The Burkina Faso-born architect and TUM professor Francis Kéré has long been world-renowned for his innovative designs: He created numerous social, participatory, sustainable, and local-rooted constructions.
Today his exceptional life’s work has been honored by the Hyatt Foundation with their annually awarded Pritzker Prize. Former laureates of architecture’s most important accolade range from Philip Johnson (1979), Aldo Rossi (1990), and Zaha Hadid (2004), to most recently Anne Lacaton and Jean-Philippe Vassal in 2021.
Previously Kéré received the highly respected Jefferson Medal (2021), the Arnold W. Brunner Prize (2017), the Global Holcim Award – Gold (2012), the BSI Swiss Architectural Award (2010), the Global Award for Sustainable Architecture (2009), as well as the prestigious Aga Khan Award for Architecture (2004).

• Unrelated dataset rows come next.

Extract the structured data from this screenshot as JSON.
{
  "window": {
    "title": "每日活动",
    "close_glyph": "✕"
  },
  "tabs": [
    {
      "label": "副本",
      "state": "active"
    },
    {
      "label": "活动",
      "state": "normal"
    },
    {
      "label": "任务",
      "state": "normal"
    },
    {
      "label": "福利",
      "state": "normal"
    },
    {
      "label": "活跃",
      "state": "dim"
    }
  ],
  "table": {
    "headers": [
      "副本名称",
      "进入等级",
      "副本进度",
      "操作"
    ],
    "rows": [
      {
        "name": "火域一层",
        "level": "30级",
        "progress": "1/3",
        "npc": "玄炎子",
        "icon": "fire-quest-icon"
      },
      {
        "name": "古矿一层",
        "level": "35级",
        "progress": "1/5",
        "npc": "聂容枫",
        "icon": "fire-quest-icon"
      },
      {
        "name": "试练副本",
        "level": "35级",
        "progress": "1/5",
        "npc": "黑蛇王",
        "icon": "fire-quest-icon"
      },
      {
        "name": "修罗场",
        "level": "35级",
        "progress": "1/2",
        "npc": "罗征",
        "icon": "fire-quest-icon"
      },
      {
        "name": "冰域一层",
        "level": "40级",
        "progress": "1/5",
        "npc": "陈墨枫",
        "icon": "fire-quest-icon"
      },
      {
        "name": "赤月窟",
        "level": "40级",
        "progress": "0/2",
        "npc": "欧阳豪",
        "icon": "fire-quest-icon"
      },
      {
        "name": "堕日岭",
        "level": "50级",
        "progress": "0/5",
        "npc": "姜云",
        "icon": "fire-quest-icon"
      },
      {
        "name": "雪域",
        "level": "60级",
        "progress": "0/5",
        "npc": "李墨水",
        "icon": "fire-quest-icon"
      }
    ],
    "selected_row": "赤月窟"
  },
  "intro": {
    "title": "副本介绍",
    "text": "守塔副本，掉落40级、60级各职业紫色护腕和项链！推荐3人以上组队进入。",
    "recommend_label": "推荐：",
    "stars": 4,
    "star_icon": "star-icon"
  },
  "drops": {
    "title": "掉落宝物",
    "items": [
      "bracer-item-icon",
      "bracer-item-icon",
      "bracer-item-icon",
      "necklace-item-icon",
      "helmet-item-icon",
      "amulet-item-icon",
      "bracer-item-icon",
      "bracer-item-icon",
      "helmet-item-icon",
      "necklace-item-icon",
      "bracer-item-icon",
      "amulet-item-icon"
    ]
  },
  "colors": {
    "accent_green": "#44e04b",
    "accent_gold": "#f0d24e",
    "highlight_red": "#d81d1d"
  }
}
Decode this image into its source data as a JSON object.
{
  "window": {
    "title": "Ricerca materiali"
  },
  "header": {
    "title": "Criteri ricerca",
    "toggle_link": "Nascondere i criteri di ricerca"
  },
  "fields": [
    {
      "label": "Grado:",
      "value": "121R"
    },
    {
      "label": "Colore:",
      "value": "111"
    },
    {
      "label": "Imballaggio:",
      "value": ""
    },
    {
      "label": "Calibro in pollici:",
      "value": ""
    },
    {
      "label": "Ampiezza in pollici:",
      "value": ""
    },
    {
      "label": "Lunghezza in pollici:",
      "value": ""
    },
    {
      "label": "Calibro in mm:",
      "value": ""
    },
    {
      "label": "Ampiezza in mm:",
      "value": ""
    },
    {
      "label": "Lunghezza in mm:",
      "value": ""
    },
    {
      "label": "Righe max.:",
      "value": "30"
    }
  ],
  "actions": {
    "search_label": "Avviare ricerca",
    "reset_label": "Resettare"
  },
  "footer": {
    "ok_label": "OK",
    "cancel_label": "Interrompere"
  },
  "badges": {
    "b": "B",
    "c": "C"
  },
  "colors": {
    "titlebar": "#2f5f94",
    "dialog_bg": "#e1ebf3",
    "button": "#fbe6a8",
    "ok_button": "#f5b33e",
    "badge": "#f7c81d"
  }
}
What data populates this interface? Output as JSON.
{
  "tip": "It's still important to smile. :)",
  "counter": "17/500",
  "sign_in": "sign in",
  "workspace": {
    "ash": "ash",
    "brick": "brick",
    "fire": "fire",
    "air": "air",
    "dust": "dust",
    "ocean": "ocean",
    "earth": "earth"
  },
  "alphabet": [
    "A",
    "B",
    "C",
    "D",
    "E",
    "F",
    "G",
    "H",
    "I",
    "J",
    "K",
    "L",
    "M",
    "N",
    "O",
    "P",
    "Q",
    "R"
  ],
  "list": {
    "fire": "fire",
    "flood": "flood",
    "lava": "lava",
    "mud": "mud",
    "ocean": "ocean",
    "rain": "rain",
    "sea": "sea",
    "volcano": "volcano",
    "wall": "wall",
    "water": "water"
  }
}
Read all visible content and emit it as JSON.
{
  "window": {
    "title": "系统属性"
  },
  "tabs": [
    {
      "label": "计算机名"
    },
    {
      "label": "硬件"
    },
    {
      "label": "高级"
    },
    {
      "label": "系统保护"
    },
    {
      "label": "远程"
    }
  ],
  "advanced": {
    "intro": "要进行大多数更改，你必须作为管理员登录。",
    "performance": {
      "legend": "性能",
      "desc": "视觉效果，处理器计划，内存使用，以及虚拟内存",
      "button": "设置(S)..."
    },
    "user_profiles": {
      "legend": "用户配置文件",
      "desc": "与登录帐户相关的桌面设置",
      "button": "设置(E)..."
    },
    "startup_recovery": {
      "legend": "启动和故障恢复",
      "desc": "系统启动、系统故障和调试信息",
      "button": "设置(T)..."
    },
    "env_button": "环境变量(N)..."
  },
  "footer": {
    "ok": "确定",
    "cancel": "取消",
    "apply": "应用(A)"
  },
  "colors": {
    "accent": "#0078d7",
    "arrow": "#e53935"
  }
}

After studying architecture at the Technical University of Berlin, Kéré founded the office Kéré Architecture in 2005. In 2013 he was appointed to the Accademia di Architettura di Mendrisio, Switzerland. Previously, he taught at the University of Wisconsin, Milwaukee, USA. Since 2011 he has also been a visiting professor at the Harvard Graduate School of Design.
Through his "Kéré Foundation," Kéré is committed to the implementation of sustainable architecture in Burkina Faso. In 2017 the Architekturmuseum der TUM exhibited the architect’s first monographic presentation, which attracted over 50,000 visitors. On October 1, 2017 Kéré was appointed to the newly created Chair of Architectural Design and Participation at the TUM Department of Architecture.
Prof. Kéré's best-known works include his design for the Burkina Faso National Assembly, Ouagadougou, the Léo Surgical Clinic & Health Centre in Léo, Burkina Faso, the Serpentine Pavilion 2017 in London and a visitors pavilion for the Coachella Valley Music and Arts Festival (2018). In April 2021 the cornerstone was laid for the National Assembly in the West African nation of Benin, also created by Kéré. For the Senegalese capital Dakar, Kéré has designed the new Goethe-Institut; its cornerstone ceremony, which was also attended by German President Frank-Walter Steinmeier, took place in February 2022.
- Read all about Kéré's biography, his built oeuvre, and the jury's statement for the highest architectural award on the Pritzker Prize website.
- The Architekturmuseum der TU München honored Francis Kere's work with the first monographic presentation of his oeuvre in 2016/2017: Exhibition "Francis Kéré. Radically Simple"
- Kéré's distinctive life story is outlined by journalist and TUM lecturer Laura Weißmüller in an article at Süddeutsche Zeitung.
- TUM colleague and long-time companion Prof. Andres Lepik will talk about the award winner tonight on Deutschlandfunk Kultur radio (11 p.m.).